The precise origins of the Baltimore peach cake may remain fuzzy, but the summer dessert confection is a perennial favorite.
The Sun has contained references to the sheet of baked raised dough with fresh peach quarters for more than a century.
In 1905, a West Baltimore baker, Joseph Schleifer, was sued by his sister-in-law, Agnes, over a peach cake. She alleged that when she placed three nickels on his counter for a 15-cent peach cake, one of the coins fell to the floor, and he became angry and wouldn't let her have the cake. She refused to leave the store without the peach cake. In her court statement, she charged that the baker called her a "vile name" and grabbed her on the shoulder. The baker, who claimed his sister-in-law called him a "Dutchman," won the suit. He was defended by Morris A. Soper, later a federal judge.

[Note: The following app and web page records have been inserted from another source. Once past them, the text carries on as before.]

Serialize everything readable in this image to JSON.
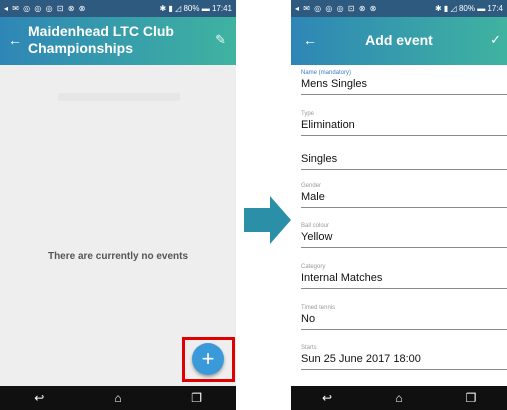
{
  "left_phone": {
    "status_time": "17:41",
    "status_battery": "80%",
    "status_icons": "◂ ✉ ◎ ◎ ◎ ⊡ ⊗ ⊗",
    "status_signal": "✱ ▮ ◿",
    "app_title": "Maidenhead LTC Club Championships",
    "empty_message": "There are currently no events",
    "fab_label": "+"
  },
  "right_phone": {
    "status_icons": "◂ ✉ ◎ ◎ ◎ ⊡ ⊗ ⊗",
    "status_signal": "✱ ▮ ◿",
    "status_battery": "80%",
    "status_time": "17:4",
    "title": "Add event",
    "fields": {
      "name_label": "Name (mandatory)",
      "name_value": "Mens Singles",
      "type_label": "Type",
      "type_value": "Elimination",
      "format_value": "Singles",
      "gender_label": "Gender",
      "gender_value": "Male",
      "ball_label": "Ball colour",
      "ball_value": "Yellow",
      "category_label": "Category",
      "category_value": "Internal Matches",
      "timed_label": "Timed tennis",
      "timed_value": "No",
      "starts_label": "Starts",
      "starts_value": "Sun 25 June 2017 18:00"
    }
  },
  "icons": {
    "back": "arrow-left-icon",
    "edit": "pencil-icon",
    "check": "check-icon",
    "add": "plus-icon",
    "nav_back": "nav-back-icon",
    "nav_home": "nav-home-icon",
    "nav_recent": "nav-recent-icon"
  },
  "colors": {
    "status_bar": "#2e5a80",
    "appbar_start": "#2e86b6",
    "appbar_end": "#3fb3a0",
    "fab": "#3a9ad9",
    "highlight": "#e00000",
    "arrow": "#2b8fa8"
  }
}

In 1906, The Sun's resident versifier, Folger McKinsey, described the dessert this way: "This light, sweet loaf, with richly fruited top, And crystaled sugar, and the butterdrops, The laurel wreath of glory it may take — Hail once again! Come right on in, Peach Cake!"
McKinsey, in 1910, restated his enthusiasm in "The Peerless Peach Cake" — "The union of the nectral bliss, Of peach with spice and sweet, Of morning in a dewy world — Just think of it — and eat! Ambrosial feasts were no doubt fine. Arcadian dreams unique — But when you want both food and wine, Just let the peach cake speak!"